Data records for software interfaces:
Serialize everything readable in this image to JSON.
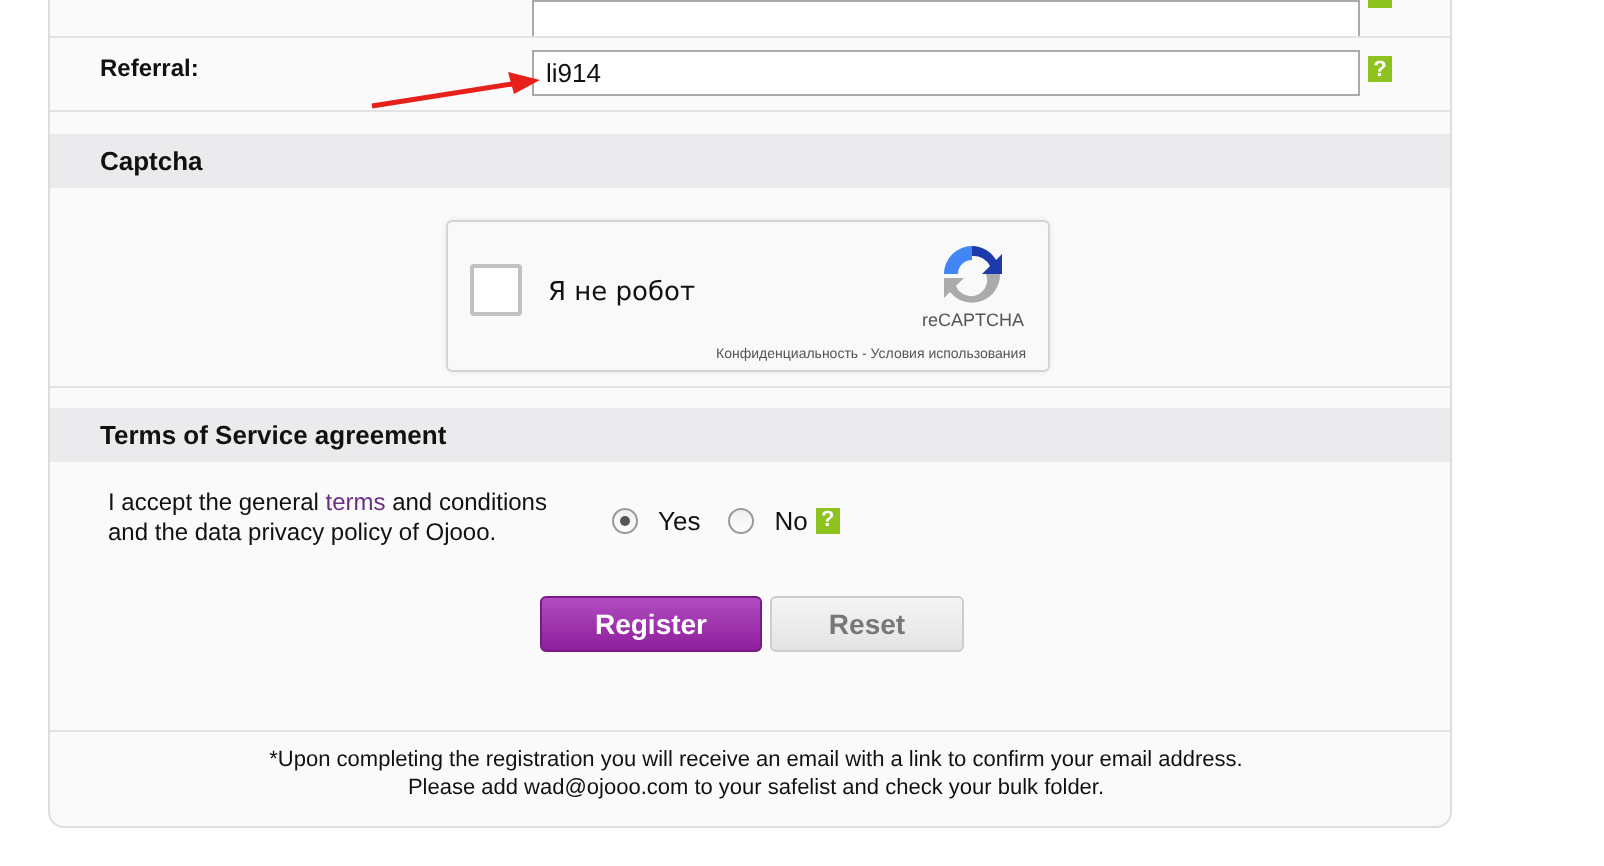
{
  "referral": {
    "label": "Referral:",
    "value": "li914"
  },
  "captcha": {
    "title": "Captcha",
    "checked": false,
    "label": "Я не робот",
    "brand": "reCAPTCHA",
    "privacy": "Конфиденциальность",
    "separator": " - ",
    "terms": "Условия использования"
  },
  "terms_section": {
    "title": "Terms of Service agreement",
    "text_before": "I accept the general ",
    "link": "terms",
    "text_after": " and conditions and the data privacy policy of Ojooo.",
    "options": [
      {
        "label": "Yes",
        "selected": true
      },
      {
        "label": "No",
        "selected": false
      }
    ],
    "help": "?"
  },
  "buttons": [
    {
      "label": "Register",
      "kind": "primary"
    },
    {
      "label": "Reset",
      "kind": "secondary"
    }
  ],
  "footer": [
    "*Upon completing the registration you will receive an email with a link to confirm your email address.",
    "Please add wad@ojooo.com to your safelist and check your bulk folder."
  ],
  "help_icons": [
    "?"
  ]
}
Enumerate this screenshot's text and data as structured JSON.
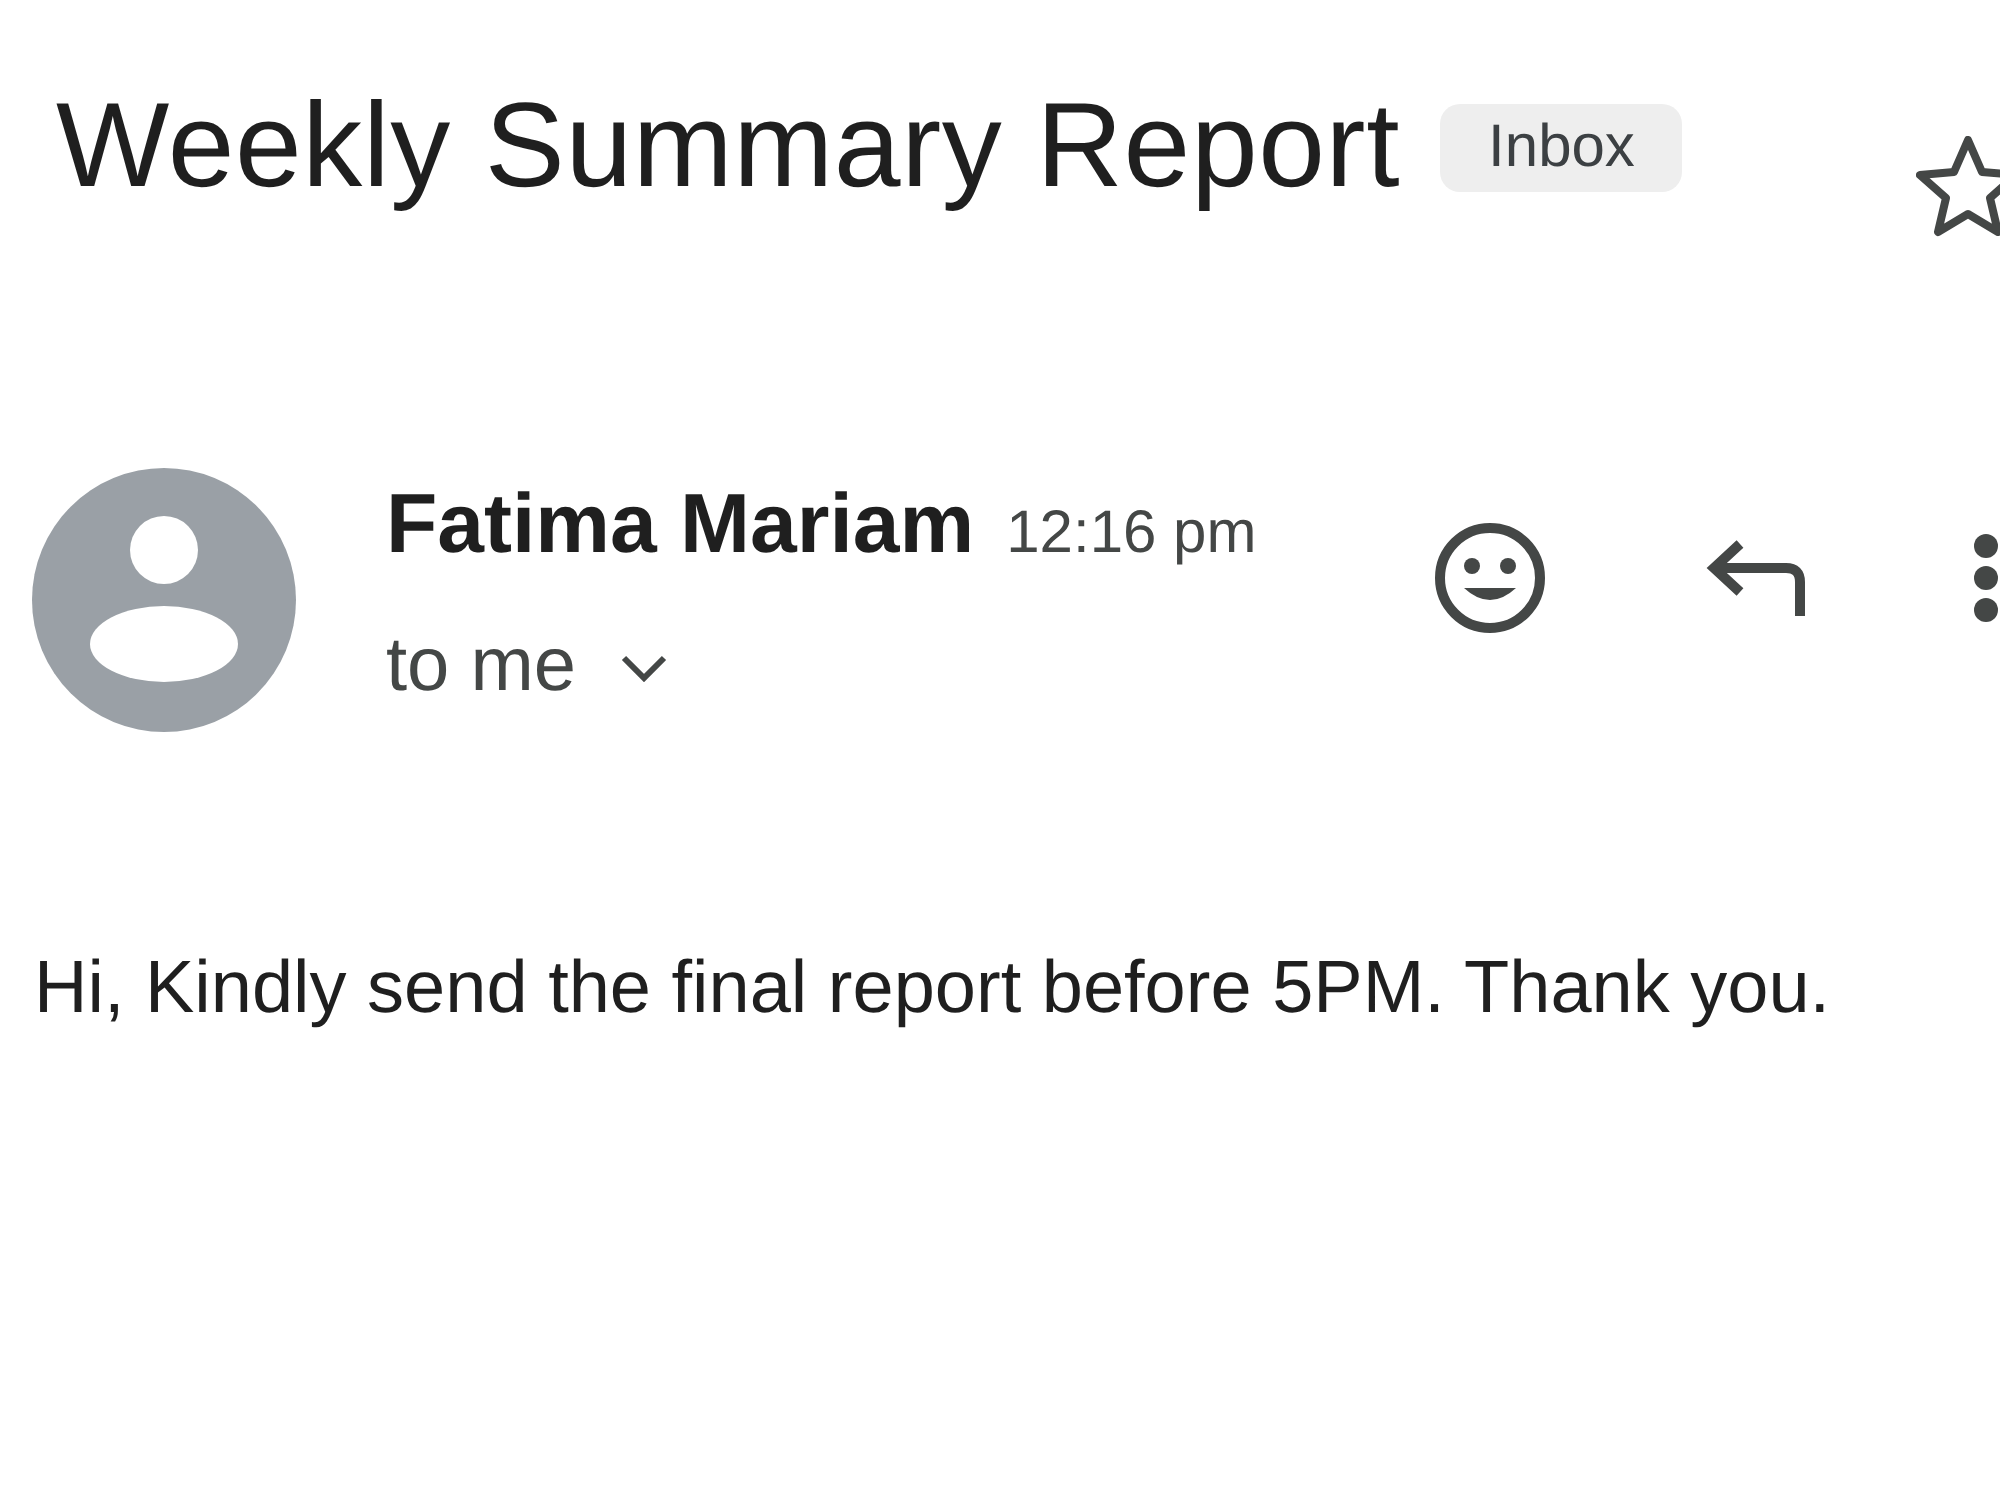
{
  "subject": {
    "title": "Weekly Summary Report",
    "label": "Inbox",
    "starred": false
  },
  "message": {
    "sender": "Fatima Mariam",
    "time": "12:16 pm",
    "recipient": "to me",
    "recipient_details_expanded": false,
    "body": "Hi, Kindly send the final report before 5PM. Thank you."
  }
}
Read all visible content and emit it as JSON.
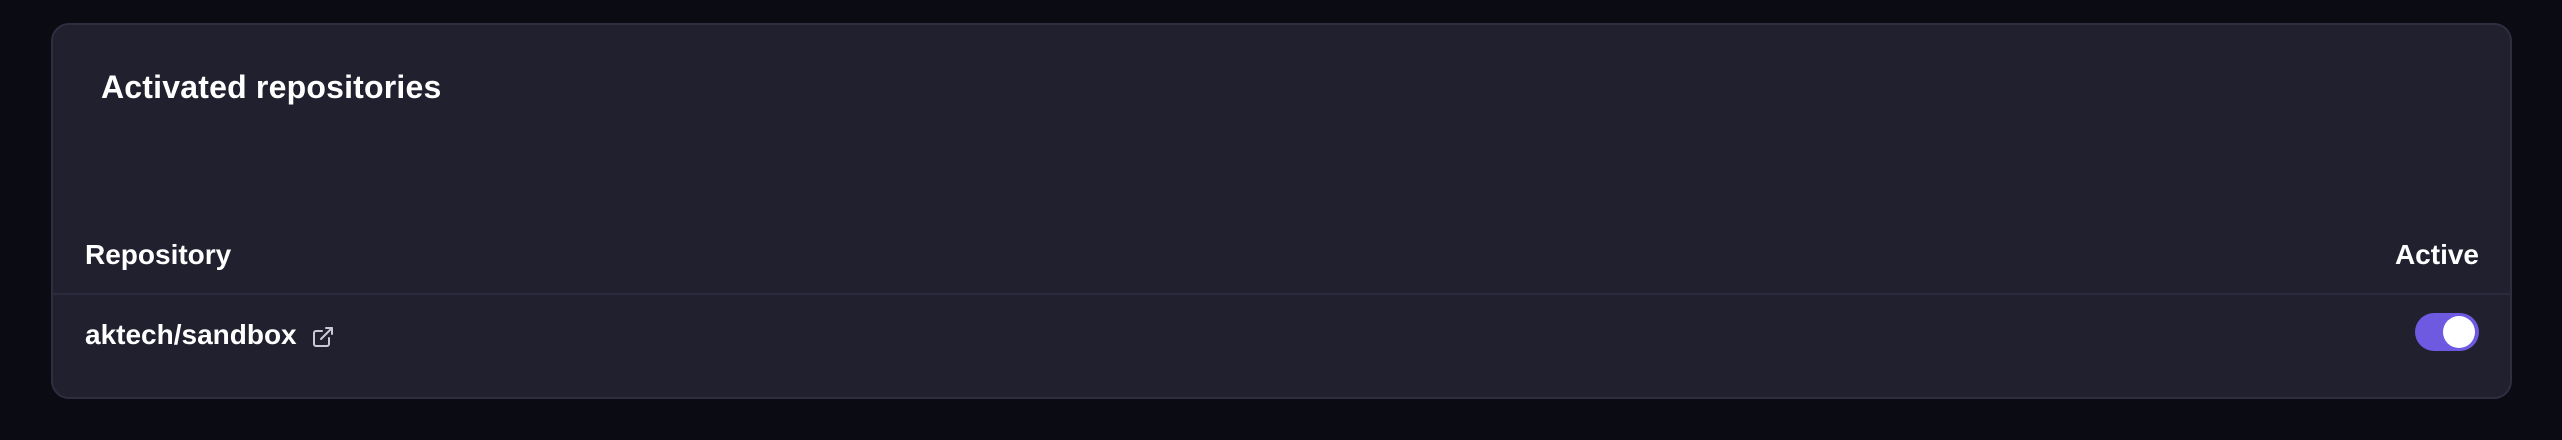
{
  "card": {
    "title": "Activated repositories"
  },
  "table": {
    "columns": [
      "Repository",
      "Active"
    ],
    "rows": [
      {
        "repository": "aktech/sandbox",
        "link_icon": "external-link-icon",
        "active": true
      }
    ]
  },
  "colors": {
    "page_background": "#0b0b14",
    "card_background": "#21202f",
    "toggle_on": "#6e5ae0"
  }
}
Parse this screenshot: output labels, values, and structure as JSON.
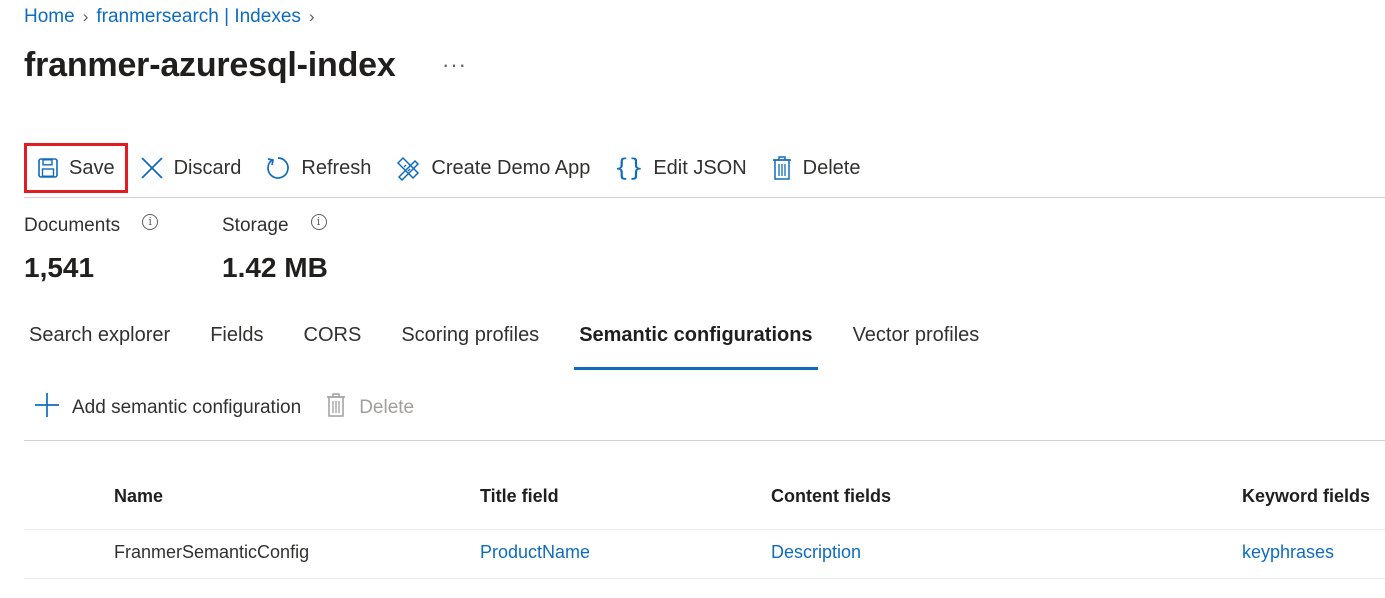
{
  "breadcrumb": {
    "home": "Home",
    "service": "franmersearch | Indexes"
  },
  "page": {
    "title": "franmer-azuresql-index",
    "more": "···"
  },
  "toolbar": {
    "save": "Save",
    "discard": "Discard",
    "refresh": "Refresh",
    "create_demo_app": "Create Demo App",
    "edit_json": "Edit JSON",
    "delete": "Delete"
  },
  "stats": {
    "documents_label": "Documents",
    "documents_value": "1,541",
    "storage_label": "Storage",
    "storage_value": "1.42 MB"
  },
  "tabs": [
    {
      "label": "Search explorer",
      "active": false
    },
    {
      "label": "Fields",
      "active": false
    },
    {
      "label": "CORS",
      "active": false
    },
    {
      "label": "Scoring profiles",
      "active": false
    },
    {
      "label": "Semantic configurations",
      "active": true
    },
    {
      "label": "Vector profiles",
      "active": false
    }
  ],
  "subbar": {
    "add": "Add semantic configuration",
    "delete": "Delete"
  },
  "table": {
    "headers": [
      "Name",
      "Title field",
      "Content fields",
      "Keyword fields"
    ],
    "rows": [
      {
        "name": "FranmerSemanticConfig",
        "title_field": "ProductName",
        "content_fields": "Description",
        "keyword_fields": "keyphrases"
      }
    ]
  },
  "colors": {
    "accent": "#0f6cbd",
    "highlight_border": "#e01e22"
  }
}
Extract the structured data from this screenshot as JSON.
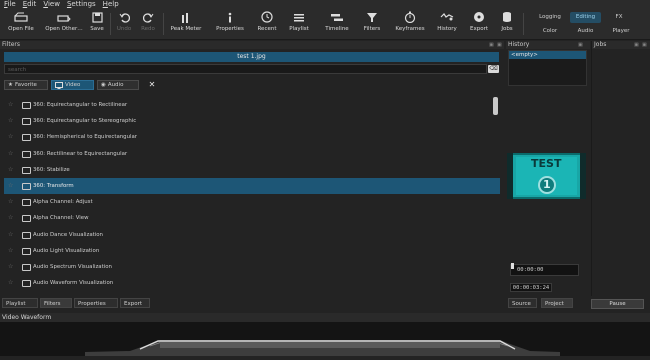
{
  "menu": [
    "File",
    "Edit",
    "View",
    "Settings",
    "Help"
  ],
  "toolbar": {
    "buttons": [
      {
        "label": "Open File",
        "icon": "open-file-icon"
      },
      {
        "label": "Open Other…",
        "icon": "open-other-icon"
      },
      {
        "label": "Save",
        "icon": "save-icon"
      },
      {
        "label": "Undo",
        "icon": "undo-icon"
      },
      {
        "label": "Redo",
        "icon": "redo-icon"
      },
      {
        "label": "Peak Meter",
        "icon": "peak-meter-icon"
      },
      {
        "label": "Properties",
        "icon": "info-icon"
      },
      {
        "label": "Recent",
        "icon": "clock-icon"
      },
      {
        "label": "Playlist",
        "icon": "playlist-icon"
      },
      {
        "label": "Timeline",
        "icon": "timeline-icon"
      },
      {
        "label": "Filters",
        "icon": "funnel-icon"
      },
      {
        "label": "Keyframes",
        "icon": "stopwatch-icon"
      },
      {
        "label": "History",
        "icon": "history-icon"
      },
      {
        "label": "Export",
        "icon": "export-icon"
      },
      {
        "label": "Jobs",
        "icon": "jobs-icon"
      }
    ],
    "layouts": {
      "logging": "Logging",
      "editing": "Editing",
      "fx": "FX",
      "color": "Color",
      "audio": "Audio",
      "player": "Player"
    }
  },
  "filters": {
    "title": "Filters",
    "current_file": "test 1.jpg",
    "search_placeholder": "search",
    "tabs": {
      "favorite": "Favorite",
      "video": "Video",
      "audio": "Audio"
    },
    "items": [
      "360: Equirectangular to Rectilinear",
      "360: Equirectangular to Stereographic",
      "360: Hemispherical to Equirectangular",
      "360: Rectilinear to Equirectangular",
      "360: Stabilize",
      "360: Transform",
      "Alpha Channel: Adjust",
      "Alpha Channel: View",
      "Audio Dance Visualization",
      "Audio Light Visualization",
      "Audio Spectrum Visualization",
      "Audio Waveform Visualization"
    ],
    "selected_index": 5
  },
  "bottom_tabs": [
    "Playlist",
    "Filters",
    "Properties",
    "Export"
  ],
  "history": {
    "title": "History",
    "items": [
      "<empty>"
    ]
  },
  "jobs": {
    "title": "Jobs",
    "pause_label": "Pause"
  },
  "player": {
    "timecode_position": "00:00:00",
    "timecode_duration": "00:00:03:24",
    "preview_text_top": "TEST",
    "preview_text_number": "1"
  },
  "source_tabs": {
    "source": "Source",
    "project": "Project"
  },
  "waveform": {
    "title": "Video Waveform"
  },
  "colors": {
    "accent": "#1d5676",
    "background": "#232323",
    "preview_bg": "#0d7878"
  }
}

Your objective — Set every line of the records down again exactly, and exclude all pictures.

Finished task —
Serialize everything readable in this image to JSON.
{
  "referral": {
    "label": "Referral:",
    "value": "li914"
  },
  "captcha": {
    "title": "Captcha",
    "checked": false,
    "label": "Я не робот",
    "brand": "reCAPTCHA",
    "privacy": "Конфиденциальность",
    "separator": " - ",
    "terms": "Условия использования"
  },
  "terms_section": {
    "title": "Terms of Service agreement",
    "text_before": "I accept the general ",
    "link": "terms",
    "text_after": " and conditions and the data privacy policy of Ojooo.",
    "options": [
      {
        "label": "Yes",
        "selected": true
      },
      {
        "label": "No",
        "selected": false
      }
    ],
    "help": "?"
  },
  "buttons": [
    {
      "label": "Register",
      "kind": "primary"
    },
    {
      "label": "Reset",
      "kind": "secondary"
    }
  ],
  "footer": [
    "*Upon completing the registration you will receive an email with a link to confirm your email address.",
    "Please add wad@ojooo.com to your safelist and check your bulk folder."
  ],
  "help_icons": [
    "?"
  ]
}
Enumerate this screenshot's text and data as structured JSON.
{
  "subject": {
    "title": "Weekly Summary Report",
    "label": "Inbox",
    "starred": false
  },
  "message": {
    "sender": "Fatima Mariam",
    "time": "12:16 pm",
    "recipient": "to me",
    "recipient_details_expanded": false,
    "body": "Hi, Kindly send the final report before 5PM. Thank you."
  }
}
Read all visible content and emit it as JSON.
{
  "card": {
    "title": "Activated repositories"
  },
  "table": {
    "columns": [
      "Repository",
      "Active"
    ],
    "rows": [
      {
        "repository": "aktech/sandbox",
        "link_icon": "external-link-icon",
        "active": true
      }
    ]
  },
  "colors": {
    "page_background": "#0b0b14",
    "card_background": "#21202f",
    "toggle_on": "#6e5ae0"
  }
}
Parse this screenshot: output labels, values, and structure as JSON.
{
  "breadcrumb": {
    "home": "Home",
    "service": "franmersearch | Indexes"
  },
  "page": {
    "title": "franmer-azuresql-index",
    "more": "···"
  },
  "toolbar": {
    "save": "Save",
    "discard": "Discard",
    "refresh": "Refresh",
    "create_demo_app": "Create Demo App",
    "edit_json": "Edit JSON",
    "delete": "Delete"
  },
  "stats": {
    "documents_label": "Documents",
    "documents_value": "1,541",
    "storage_label": "Storage",
    "storage_value": "1.42 MB"
  },
  "tabs": [
    {
      "label": "Search explorer",
      "active": false
    },
    {
      "label": "Fields",
      "active": false
    },
    {
      "label": "CORS",
      "active": false
    },
    {
      "label": "Scoring profiles",
      "active": false
    },
    {
      "label": "Semantic configurations",
      "active": true
    },
    {
      "label": "Vector profiles",
      "active": false
    }
  ],
  "subbar": {
    "add": "Add semantic configuration",
    "delete": "Delete"
  },
  "table": {
    "headers": [
      "Name",
      "Title field",
      "Content fields",
      "Keyword fields"
    ],
    "rows": [
      {
        "name": "FranmerSemanticConfig",
        "title_field": "ProductName",
        "content_fields": "Description",
        "keyword_fields": "keyphrases"
      }
    ]
  },
  "colors": {
    "accent": "#0f6cbd",
    "highlight_border": "#e01e22"
  }
}
Extract the structured data from this screenshot as JSON.
{
  "menu": [
    "File",
    "Edit",
    "View",
    "Settings",
    "Help"
  ],
  "toolbar": {
    "buttons": [
      {
        "label": "Open File",
        "icon": "open-file-icon"
      },
      {
        "label": "Open Other…",
        "icon": "open-other-icon"
      },
      {
        "label": "Save",
        "icon": "save-icon"
      },
      {
        "label": "Undo",
        "icon": "undo-icon"
      },
      {
        "label": "Redo",
        "icon": "redo-icon"
      },
      {
        "label": "Peak Meter",
        "icon": "peak-meter-icon"
      },
      {
        "label": "Properties",
        "icon": "info-icon"
      },
      {
        "label": "Recent",
        "icon": "clock-icon"
      },
      {
        "label": "Playlist",
        "icon": "playlist-icon"
      },
      {
        "label": "Timeline",
        "icon": "timeline-icon"
      },
      {
        "label": "Filters",
        "icon": "funnel-icon"
      },
      {
        "label": "Keyframes",
        "icon": "stopwatch-icon"
      },
      {
        "label": "History",
        "icon": "history-icon"
      },
      {
        "label": "Export",
        "icon": "export-icon"
      },
      {
        "label": "Jobs",
        "icon": "jobs-icon"
      }
    ],
    "layouts": {
      "logging": "Logging",
      "editing": "Editing",
      "fx": "FX",
      "color": "Color",
      "audio": "Audio",
      "player": "Player"
    }
  },
  "filters": {
    "title": "Filters",
    "current_file": "test 1.jpg",
    "search_placeholder": "search",
    "tabs": {
      "favorite": "Favorite",
      "video": "Video",
      "audio": "Audio"
    },
    "items": [
      "360: Equirectangular to Rectilinear",
      "360: Equirectangular to Stereographic",
      "360: Hemispherical to Equirectangular",
      "360: Rectilinear to Equirectangular",
      "360: Stabilize",
      "360: Transform",
      "Alpha Channel: Adjust",
      "Alpha Channel: View",
      "Audio Dance Visualization",
      "Audio Light Visualization",
      "Audio Spectrum Visualization",
      "Audio Waveform Visualization"
    ],
    "selected_index": 5
  },
  "bottom_tabs": [
    "Playlist",
    "Filters",
    "Properties",
    "Export"
  ],
  "history": {
    "title": "History",
    "items": [
      "<empty>"
    ]
  },
  "jobs": {
    "title": "Jobs",
    "pause_label": "Pause"
  },
  "player": {
    "timecode_position": "00:00:00",
    "timecode_duration": "00:00:03:24",
    "preview_text_top": "TEST",
    "preview_text_number": "1"
  },
  "source_tabs": {
    "source": "Source",
    "project": "Project"
  },
  "waveform": {
    "title": "Video Waveform"
  },
  "colors": {
    "accent": "#1d5676",
    "background": "#232323",
    "preview_bg": "#0d7878"
  }
}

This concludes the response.